NFCU will leverage Blend’s deposit account solution to automate more processes and unify workflows across multiple acquisition channels. The integration will enable members to open new accounts quickly (“in just minutes”) and supports identity and eligibility verification, membership confirmation, decisioning, and new account funding. The new user interface and functionality come courtesy of Blend’s Composable Origination Platform, which is a low-code solution that enables designers to build unique workflows and customer integrations quickly and easily.
“We are thrilled to deepen our long-term relationship with Navy Federal to support this initiative in streamlining deposit account openings,” Blend’s Nima Ghamsari said. “The ability to rapidly deploy innovative solutions in cases like these validates the flexibility and power of our product offerings underpinned by Blend Builder, and we look forward to continuing to work with them on providing best-in-class offerings to America’s service members.”
Blend made its Finovate debut at FinovateSpring in 2016, and also demonstrated its technology at our developer’s event, FinDEVr Silicon Valley, that year. Making its first big splash as an innovator in the mortgage lending space, Blend leveraged high-fidelity data sources to enable lenders to originate efficient, data-driven mortgages.
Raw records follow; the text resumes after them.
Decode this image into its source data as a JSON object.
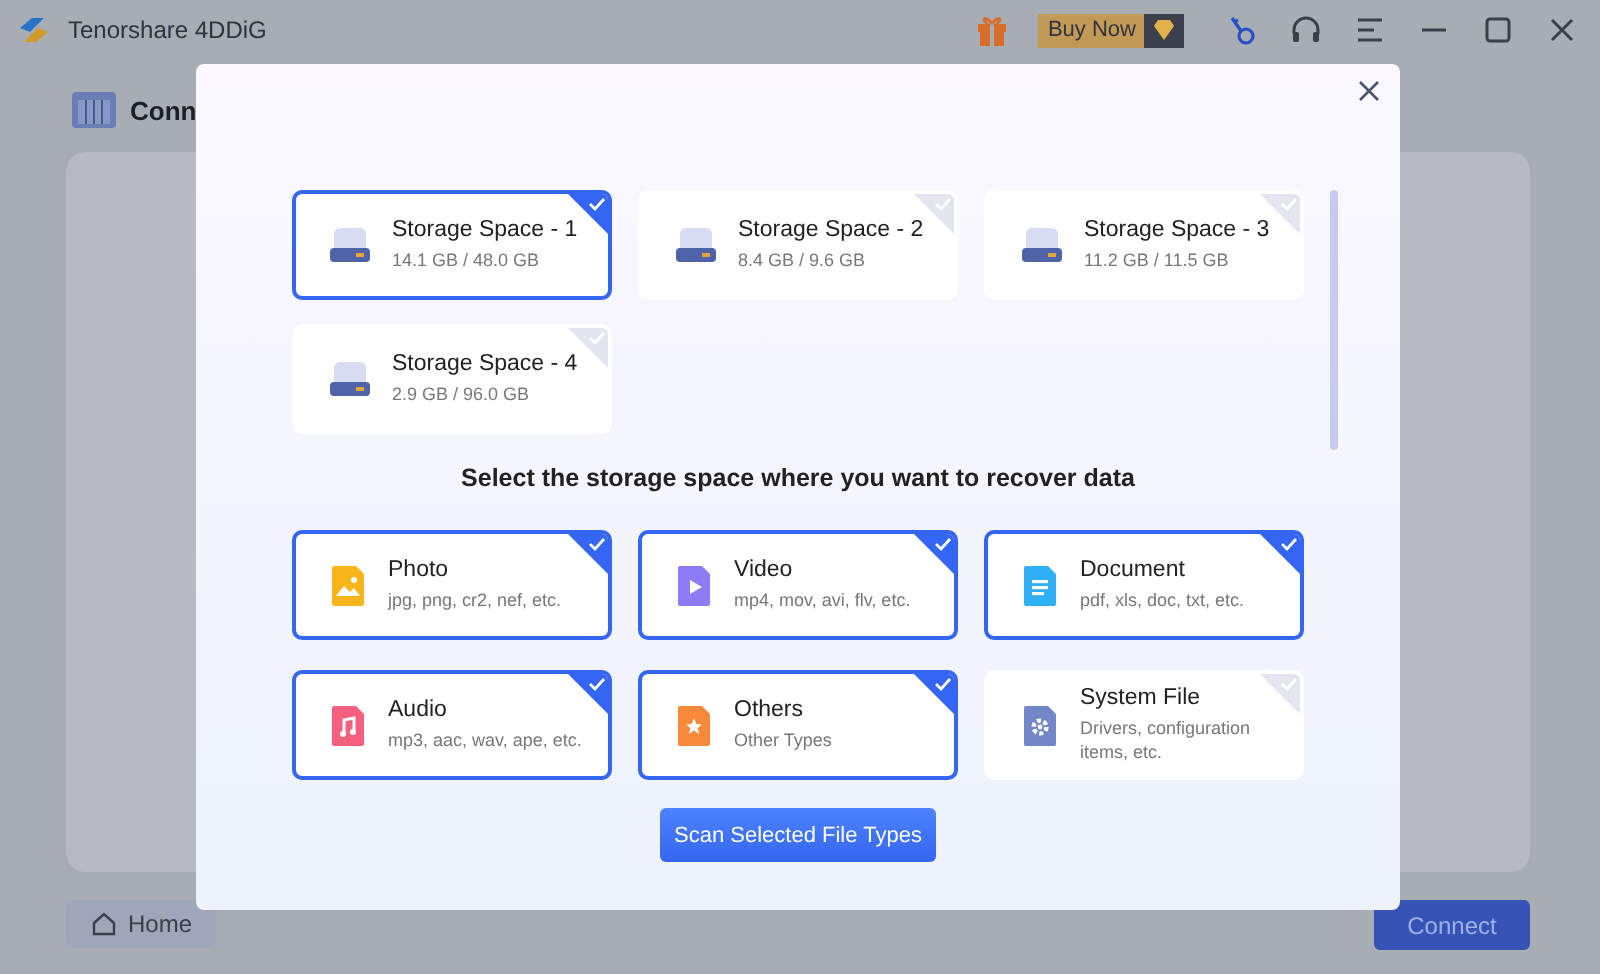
{
  "window": {
    "title": "Tenorshare 4DDiG",
    "buy_button": "Buy Now"
  },
  "page": {
    "heading": "Conn",
    "home_button": "Home",
    "connect_button": "Connect"
  },
  "dialog": {
    "storage_spaces": [
      {
        "name": "Storage Space - 1",
        "usage": "14.1 GB / 48.0 GB",
        "selected": true
      },
      {
        "name": "Storage Space - 2",
        "usage": "8.4 GB / 9.6 GB",
        "selected": false
      },
      {
        "name": "Storage Space - 3",
        "usage": "11.2 GB / 11.5 GB",
        "selected": false
      },
      {
        "name": "Storage Space - 4",
        "usage": "2.9 GB / 96.0 GB",
        "selected": false
      }
    ],
    "prompt": "Select the storage space where you want to recover data",
    "file_types": [
      {
        "kind": "photo",
        "name": "Photo",
        "formats": "jpg, png, cr2, nef, etc.",
        "selected": true
      },
      {
        "kind": "video",
        "name": "Video",
        "formats": "mp4, mov, avi, flv, etc.",
        "selected": true
      },
      {
        "kind": "document",
        "name": "Document",
        "formats": "pdf, xls, doc, txt, etc.",
        "selected": true
      },
      {
        "kind": "audio",
        "name": "Audio",
        "formats": "mp3, aac, wav, ape, etc.",
        "selected": true
      },
      {
        "kind": "others",
        "name": "Others",
        "formats": "Other Types",
        "selected": true
      },
      {
        "kind": "system",
        "name": "System File",
        "formats": "Drivers, configuration items, etc.",
        "selected": false
      }
    ],
    "scan_button": "Scan Selected File Types"
  }
}
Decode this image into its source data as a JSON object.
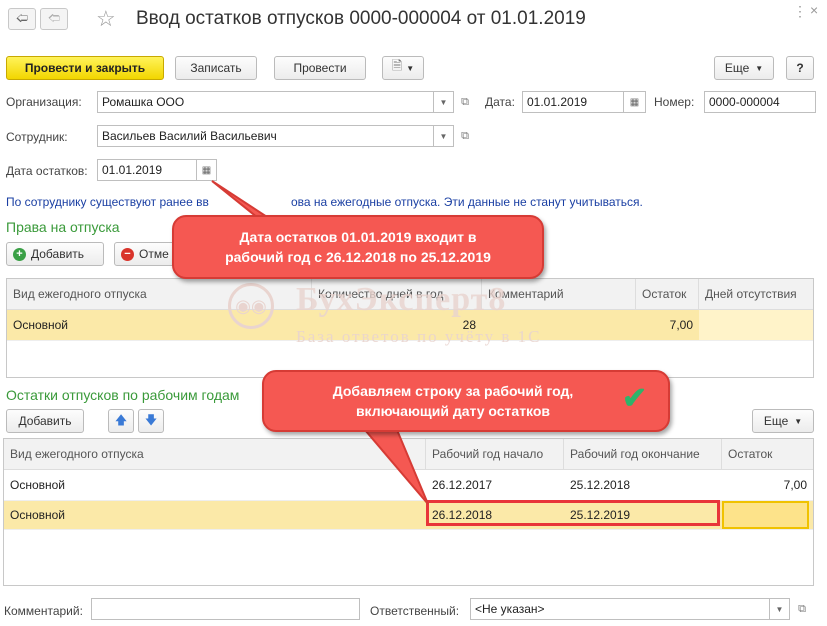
{
  "window": {
    "title": "Ввод остатков отпусков 0000-000004 от 01.01.2019"
  },
  "toolbar": {
    "post_close": "Провести и закрыть",
    "save": "Записать",
    "post": "Провести",
    "more": "Еще",
    "help": "?"
  },
  "form": {
    "org_label": "Организация:",
    "org_value": "Ромашка ООО",
    "date_label": "Дата:",
    "date_value": "01.01.2019",
    "number_label": "Номер:",
    "number_value": "0000-000004",
    "employee_label": "Сотрудник:",
    "employee_value": "Васильев Василий Васильевич",
    "balance_date_label": "Дата остатков:",
    "balance_date_value": "01.01.2019",
    "info_left": "По сотруднику существуют ранее вв",
    "info_right": "ова на ежегодные отпуска. Эти данные не станут учитываться.",
    "comment_label": "Комментарий:",
    "comment_value": "",
    "responsible_label": "Ответственный:",
    "responsible_value": "<Не указан>"
  },
  "rights": {
    "title": "Права на отпуска",
    "add": "Добавить",
    "cancel": "Отме",
    "columns": [
      "Вид ежегодного отпуска",
      "Количество дней в год",
      "Комментарий",
      "Остаток",
      "Дней отсутствия"
    ],
    "rows": [
      {
        "type": "Основной",
        "days": "28",
        "comment": "",
        "balance": "7,00",
        "absence": ""
      }
    ]
  },
  "balances": {
    "title": "Остатки отпусков по рабочим годам",
    "add": "Добавить",
    "more": "Еще",
    "columns": [
      "Вид ежегодного отпуска",
      "Рабочий год начало",
      "Рабочий год окончание",
      "Остаток"
    ],
    "rows": [
      {
        "type": "Основной",
        "start": "26.12.2017",
        "end": "25.12.2018",
        "balance": "7,00"
      },
      {
        "type": "Основной",
        "start": "26.12.2018",
        "end": "25.12.2019",
        "balance": ""
      }
    ]
  },
  "callouts": {
    "first": "Дата остатков 01.01.2019 входит в рабочий год с 26.12.2018 по 25.12.2019",
    "second": "Добавляем строку за рабочий год, включающий дату остатков"
  },
  "watermark": {
    "brand": "БухЭксперт8",
    "tagline": "База ответов по учёту в 1С"
  },
  "colors": {
    "accent_green": "#3a9a3a",
    "callout_red": "#f55852",
    "highlight_box": "#e8353a",
    "selected_row": "#fbe9a8",
    "primary_button": "#f2d600"
  }
}
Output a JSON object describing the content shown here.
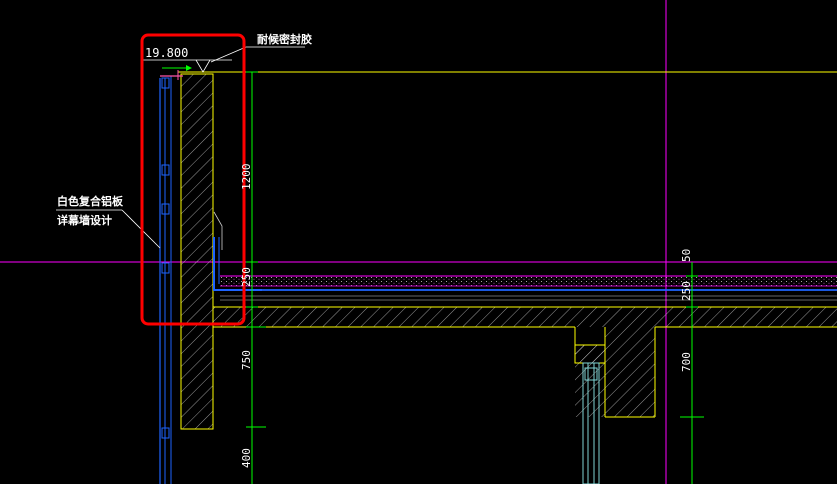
{
  "drawing": {
    "elevation_label": "19.800",
    "annotation_top": "耐候密封胶",
    "annotation_left_line1": "白色复合铝板",
    "annotation_left_line2": "详幕墙设计",
    "dimensions": {
      "d1200": "1200",
      "d250_upper": "250",
      "d50": "50",
      "d250_right": "250",
      "d750": "750",
      "d700": "700",
      "d400": "400"
    }
  },
  "colors": {
    "background": "#000000",
    "yellow": "#ffff00",
    "green": "#00ff00",
    "magenta": "#ff00ff",
    "blue": "#1e64ff",
    "white": "#ffffff",
    "red": "#ff0000",
    "cyan": "#7fd3d3"
  }
}
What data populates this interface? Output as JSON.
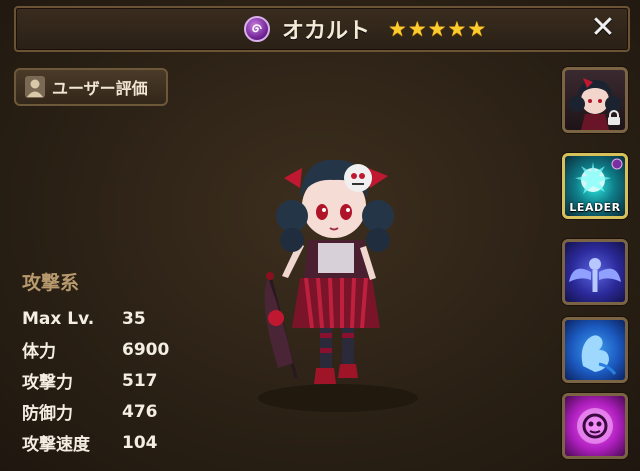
{
  "header": {
    "element_icon": "dark-element-icon",
    "title": "オカルト",
    "stars": [
      "★",
      "★",
      "★",
      "★",
      "★"
    ],
    "close_label": "✕"
  },
  "review_button": {
    "icon": "user-icon",
    "label": "ユーザー評価"
  },
  "stats": {
    "category": "攻撃系",
    "rows": [
      {
        "label": "Max Lv.",
        "value": "35"
      },
      {
        "label": "体力",
        "value": "6900"
      },
      {
        "label": "攻撃力",
        "value": "517"
      },
      {
        "label": "防御力",
        "value": "476"
      },
      {
        "label": "攻撃速度",
        "value": "104"
      }
    ]
  },
  "sidebar": {
    "portrait_icon": "monster-portrait",
    "lock_icon": "lock-icon",
    "leader_label": "LEADER",
    "skills": [
      "leader-skill-icon",
      "wings-skill-icon",
      "hand-skill-icon",
      "curse-skill-icon"
    ]
  },
  "colors": {
    "star": "#ffcc2e",
    "stat_category": "#b89a6e",
    "dark_element": "#7a2fa0",
    "leader_border": "#d8c05a"
  }
}
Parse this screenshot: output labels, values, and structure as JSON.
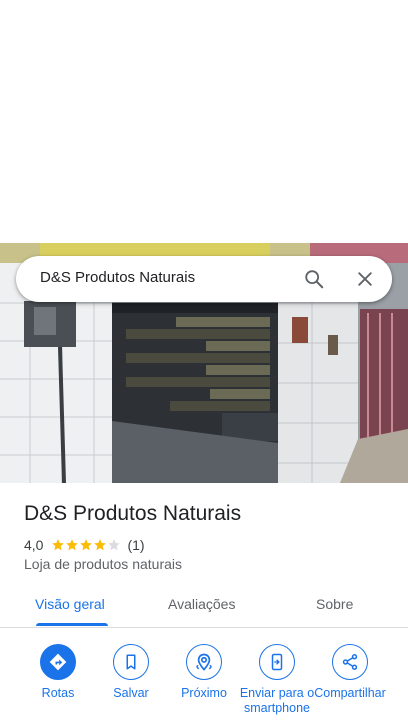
{
  "search": {
    "query": "D&S Produtos Naturais",
    "search_icon": "search-icon",
    "close_icon": "close-icon"
  },
  "place": {
    "name": "D&S Produtos Naturais",
    "rating": "4,0",
    "stars_filled": 4,
    "stars_total": 5,
    "review_count": "(1)",
    "category": "Loja de produtos naturais"
  },
  "tabs": [
    {
      "label": "Visão geral",
      "active": true
    },
    {
      "label": "Avaliações",
      "active": false
    },
    {
      "label": "Sobre",
      "active": false
    }
  ],
  "actions": [
    {
      "label": "Rotas",
      "icon": "directions-icon"
    },
    {
      "label": "Salvar",
      "icon": "bookmark-icon"
    },
    {
      "label": "Próximo",
      "icon": "nearby-icon"
    },
    {
      "label": "Enviar para o smartphone",
      "icon": "send-to-phone-icon"
    },
    {
      "label": "Compartilhar",
      "icon": "share-icon"
    }
  ],
  "colors": {
    "accent": "#1a73e8",
    "star": "#fbbc04",
    "star_empty": "#dadce0",
    "text_primary": "#202124",
    "text_secondary": "#5f6368"
  }
}
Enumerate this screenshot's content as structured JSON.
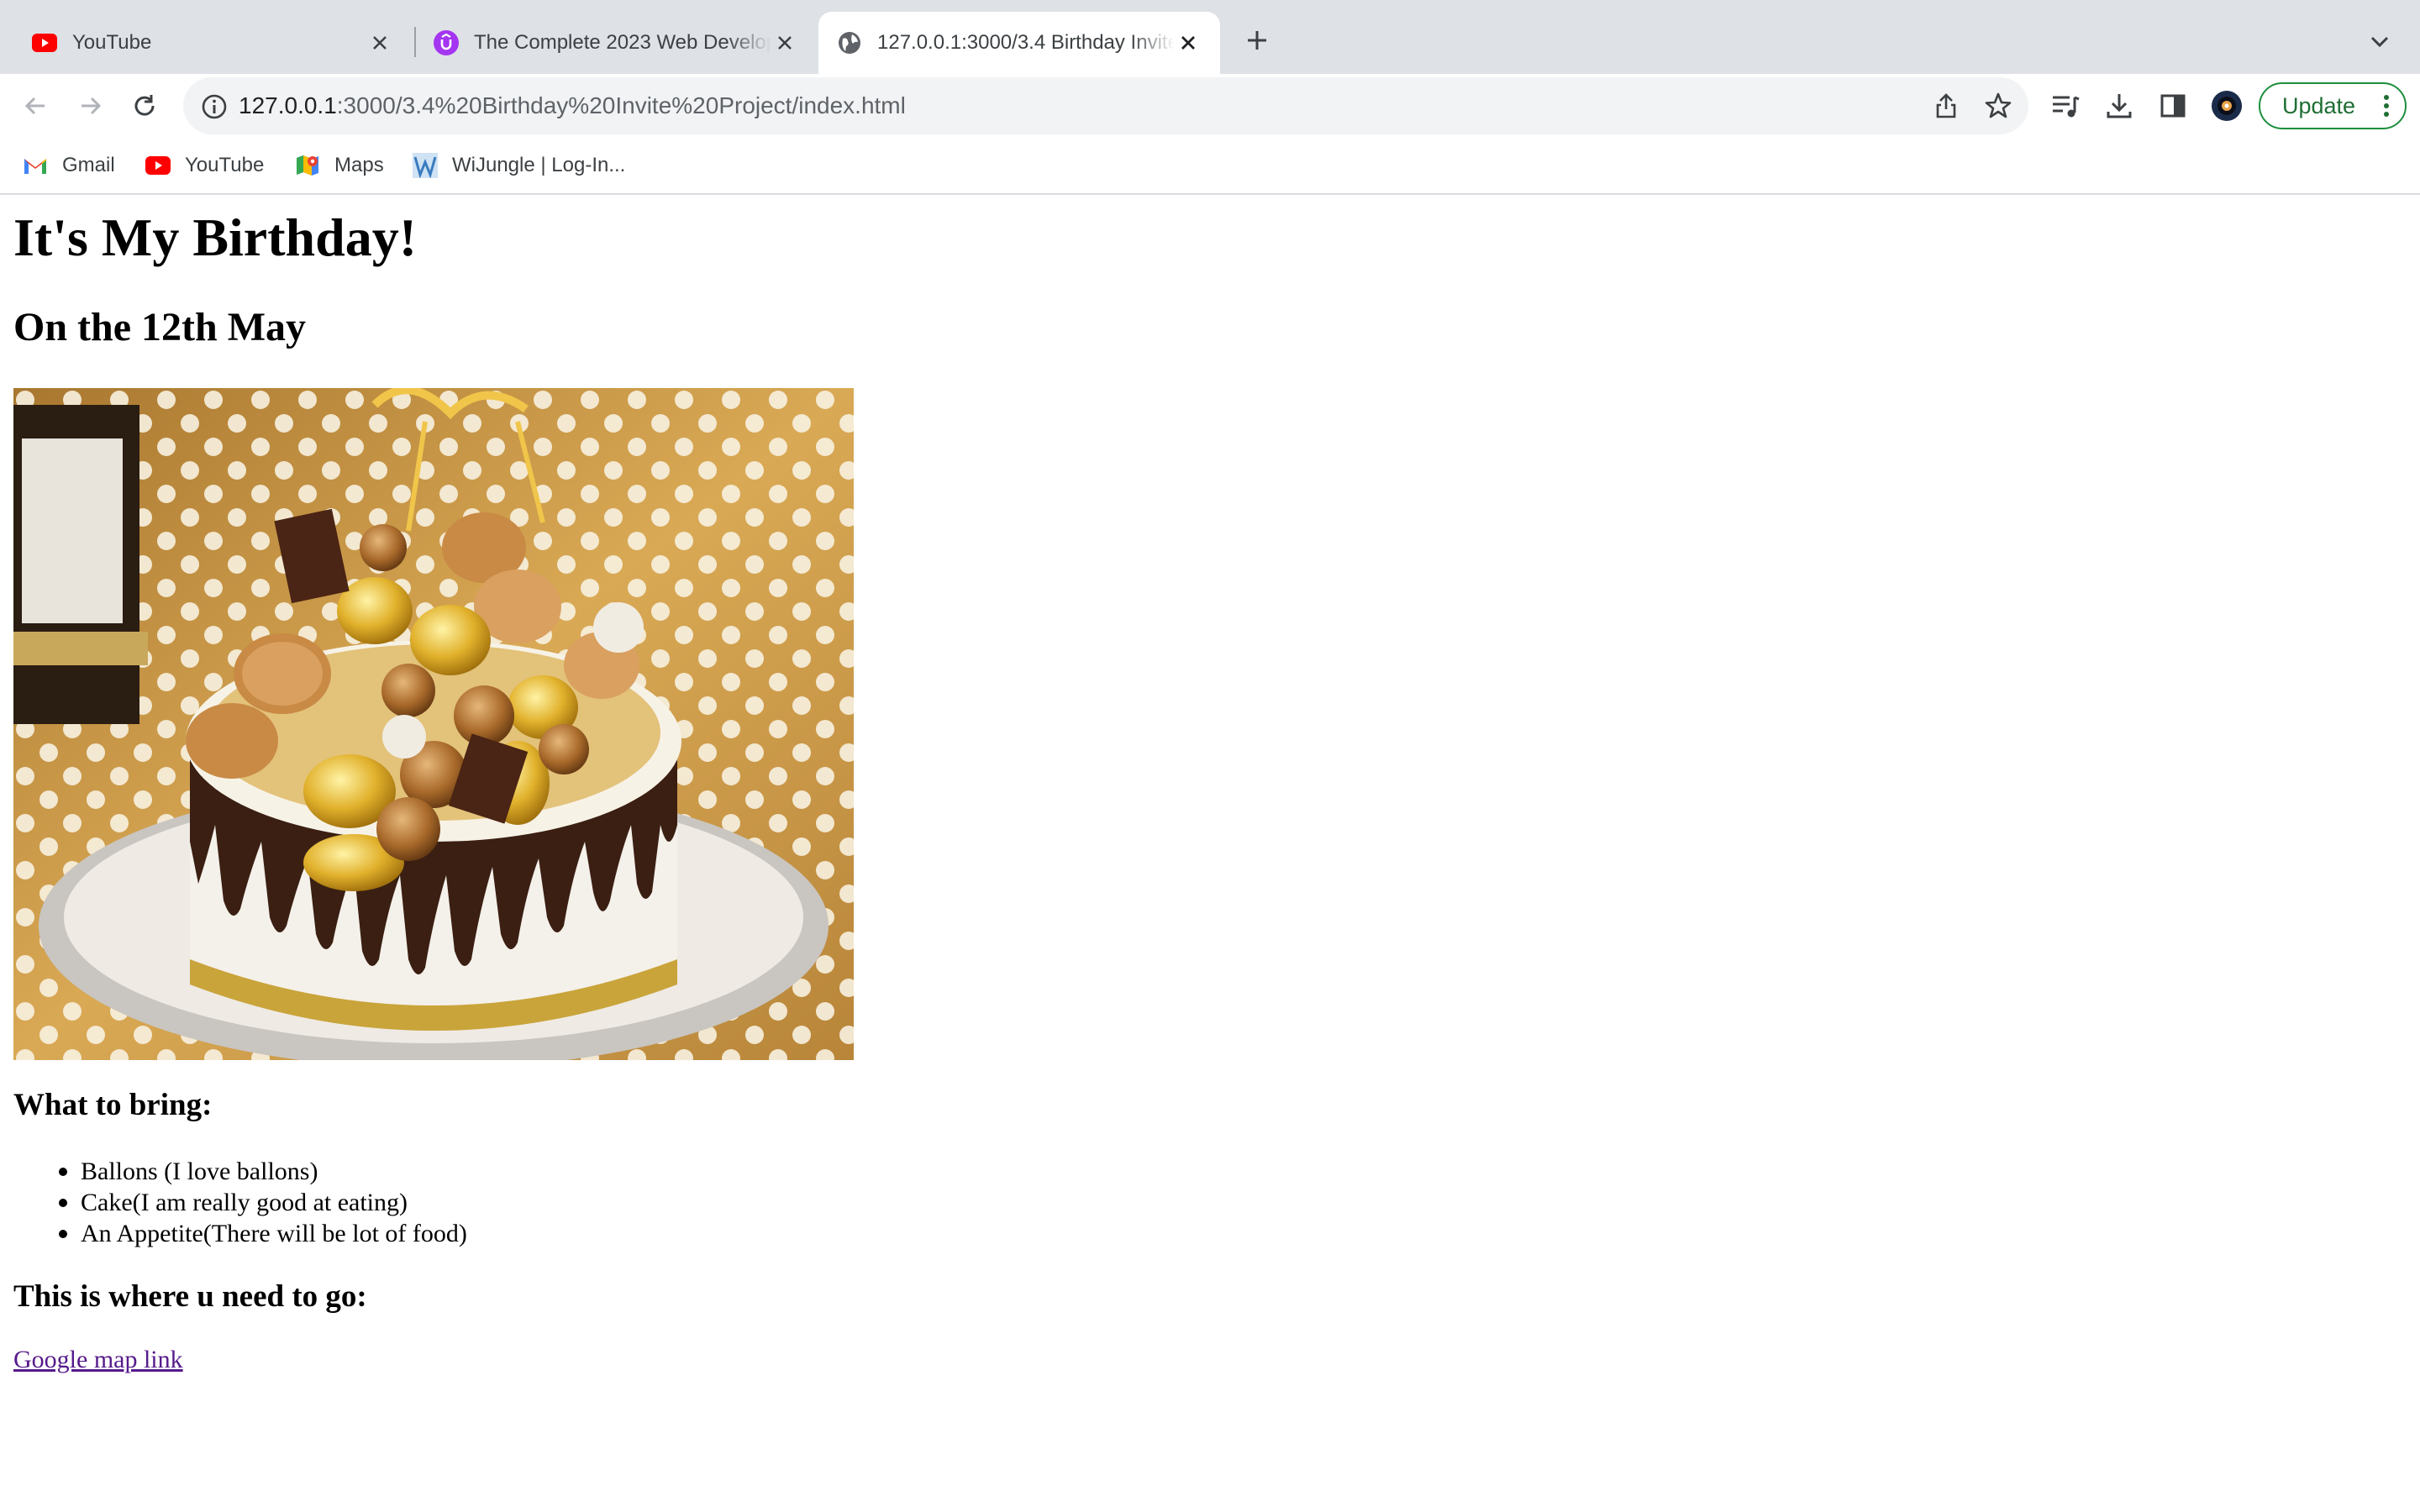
{
  "browser": {
    "tabs": [
      {
        "title": "YouTube",
        "icon": "youtube-icon",
        "active": false
      },
      {
        "title": "The Complete 2023 Web Development",
        "icon": "udemy-icon",
        "active": false
      },
      {
        "title": "127.0.0.1:3000/3.4 Birthday Invite",
        "icon": "globe-icon",
        "active": true
      }
    ],
    "address": {
      "host": "127.0.0.1",
      "path": ":3000/3.4%20Birthday%20Invite%20Project/index.html"
    },
    "update_label": "Update",
    "bookmarks": [
      {
        "label": "Gmail",
        "icon": "gmail-icon"
      },
      {
        "label": "YouTube",
        "icon": "youtube-icon"
      },
      {
        "label": "Maps",
        "icon": "maps-icon"
      },
      {
        "label": "WiJungle | Log-In...",
        "icon": "wijungle-icon"
      }
    ],
    "colors": {
      "tabstrip": "#dee1e6",
      "update_border": "#1e8e3e",
      "link_visited": "#551a8b"
    }
  },
  "page": {
    "heading": "It's My Birthday!",
    "date": "On the 12th May",
    "image_description_icon": "birthday-cake-photo",
    "bring_heading": "What to bring:",
    "bring_items": [
      "Ballons (I love ballons)",
      "Cake(I am really good at eating)",
      "An Appetite(There will be lot of food)"
    ],
    "where_heading": "This is where u need to go:",
    "map_link": "Google map link"
  }
}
In recent years, Blend has expanded its mission by providing a new range of services beyond mortgages, including deposit accounts, credit cards, and support for other lending solutions such as personal, home equity, and auto loans.
In addition to its partnership with Navy Federal Credit Union, Blend also this year announced that KeyBank has experienced “significant results” – including the ability to close home loans 17 days faster on average – since deploying Blend’s cloud banking technology. “Blend’s mission to bring simplicity is paying off for our teammates who are having a streamlined experience, as it’s also bringing greater transparency to our clients to be instantly in touch with where their closing stands and obtaining it quicker than we’ve ever been able to,” President of Home Lending for KeyBank Dale Baker said.
Blend began the year with news that BMO had fully digitized its residential mortgage refinancing operations for loans secured by property in states and counties that accept e-signatures and digital notaries. BMO is using Blend’s mortgage eNotes capabilities, as well as the company’s Close product which enable customers to complete their mortgage refinancing from any location at any time.
Headquartered in San Francisco, California, Blend was founded in 2012.
For many, FinovateEurope is like a family reunion. For others, it’s all about the new trends and tech that will change the course of finance. Find out what brings everyone back to FinovateEurope – check out our event highlights.